S is for Successful Supplier Relationships!
As a result of the economic downturn over the past few years we have seen a steady increase in the co-sourcing and outsourcing of meeting and event services in the corporate setting. More and more companies seem to be reducing their internal staff and augmenting with 3rd party meeting planning companies, travel management agencies and other Strategic Meetings Management service suppliers. This has created a need for companies to create successful supplier relationships in order to manage their business effectively, efficiently and within expectations. In procurement terms this is referred to as "Supplier Relationship Management", which is a thoughtful and systematic process for integrating suppliers into your business and ensuring their success on your behalf throughout the life of the relationship. Therefore, Supplier Relationship Management (SRM) needs to be a part of the design of your SMM program, not an afterthought.
One of the cornerstones of SRM is the development of Service Level Agreements (SLAs), which I have referred to in previous editions of Keeping it SiMMPle. The Service Level Agreement is a negotiated agreement designed to create common understanding of services, priorities, and responsibilities. By the very nature of discussing SLAs, communications are increasing between the supplier and client. The main concepts of the SLA are that it is a:
- Means of consistent communication
- Conflict prevention tool in that there is a shared understanding of needs and priorities
- Living Document that should be reviewed regularly and updated as business needs change
- Objective basis for measuring effectiveness as both parties are using the same criteria to evaluate quality

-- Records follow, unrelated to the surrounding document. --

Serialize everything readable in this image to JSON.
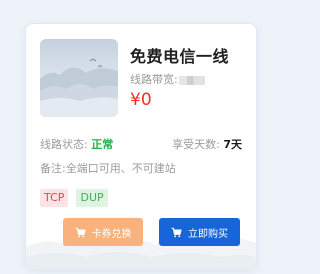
{
  "product": {
    "title": "免费电信一线",
    "bandwidth_label": "线路带宽:",
    "price": "¥0"
  },
  "info": {
    "status_label": "线路状态:",
    "status_value": "正常",
    "days_label": "享受天数:",
    "days_value": "7天",
    "note": "备注:全端口可用、不可建站"
  },
  "tags": [
    "TCP",
    "DUP"
  ],
  "actions": {
    "exchange_label": "卡券兑换",
    "buy_label": "立即购买"
  },
  "colors": {
    "price": "#ff2a2a",
    "status_ok": "#22b14c",
    "tag_tcp_bg": "#fde3e6",
    "tag_tcp_text": "#e0445a",
    "tag_dup_bg": "#dff3e3",
    "tag_dup_text": "#3bb05a",
    "exchange_button": "#f9b27c",
    "buy_button": "#1765d8"
  },
  "icons": {
    "exchange": "cart-icon",
    "buy": "cart-icon"
  }
}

Keep in mind that the operative word in Service Level Agreement is Agreement, and both the client and supplier need to be actively involved in developing the SLA. It is not successful if one party or the other develops the SLA in a vacuum and insists that the other party abide by them, especially if the details in the agreement are not realistic. This sounds like a lot of work, and it does take a bit of time to develop meaningful and "SMART" SLAs (see the G is for Grand Goals issue for SMART goals), but the payoff in clarity and measurement of performance is well worth it for suppliers who provide a large portion of services to you. That being said, it may not make sense to establish detailed SLAs for suppliers who just provide occasional services to you.
TIP #1: Suppliers, keep your SLA handy, review it periodically throughout the year to be sure you are delivering what was agreed; don't leave it in the drawer and pull it out a week before your annual client review; as it will be too late to take any corrective action.
TIP #2: SMM champions, if you don't have them already, consider developing SLAs for your internal clients, it is a great way to confirm expectations and been seen as a more strategic and valuable partner to your clients.
TIP #3: Suppliers, if you do not have an SLA in place with some of your major clients, suggest that you plan now to implement one for 2018; this is the perfect time to set yourself up for success in the coming New Year!
Hear more from Betsey Bondurant at Pharma Forum 2018 where she will be moderating a panel discussion, Cultivate Bold Simple Meeting Management Strategies!
About The Author
Betsy Bondurant, CMM, CTE offers a unique 360-degree perspective with over 30 years industry expertise in
hotel sales, meeting & trade show management, including 13 years of direct involvement in the
discipline of Strategic Meetings Management. This diverse background positions Betsy uniquely for the
successful development and delivery of projects in the category of meetings, events, and trade shows.
Betsy began her career in food and beverage in 1977, transitioned into hotel sales and ultimately found
her passion in meeting and trade show management. During her 15 year tenure at the world’s largest
biotech company, Betsy developed and implemented a pioneering corporate‐wide strategic meetings
management program. This experience also provided her deep insight into the regulations affecting the
Life Sciences industry. In 2007, she moved from the corporate meeting world to consulting, some of
which has been within procurement organizations. In addition to her current work with Fortune 500
companies, Betsy is considered a Subject Matter Expert in the area of Strategic Meetings Management
Programs and as such, has authored many articles, developed educational content, and presented to
audiences in North America, Europe and Asia.
Betsy holds a Bachelor of Science in Hotel Administration from the University of Nevada, Las Vegas. She
has been an active member of Meeting Professionals International (MPI) since 1994; having served on
many of international committees, and as a member of the International Board of Directors. Betsy
currently serves as Vice‐chair of the Global Business Travel Association (GBTA) Meetings Committee and
is a Women’s Business Enterprise National Council certified woman‐owned business. In 2009, Betsy was
one of the first to achieve MPI’s Accredited Trainer designation. Betsy has been recognized as one of
Business Travel News “Best Practitioners” and has been honored as one of Meeting News “25 Most
Influential People in the Meetings Industry”, and was awarded MPI “Chairwoman’s Award” in 2010.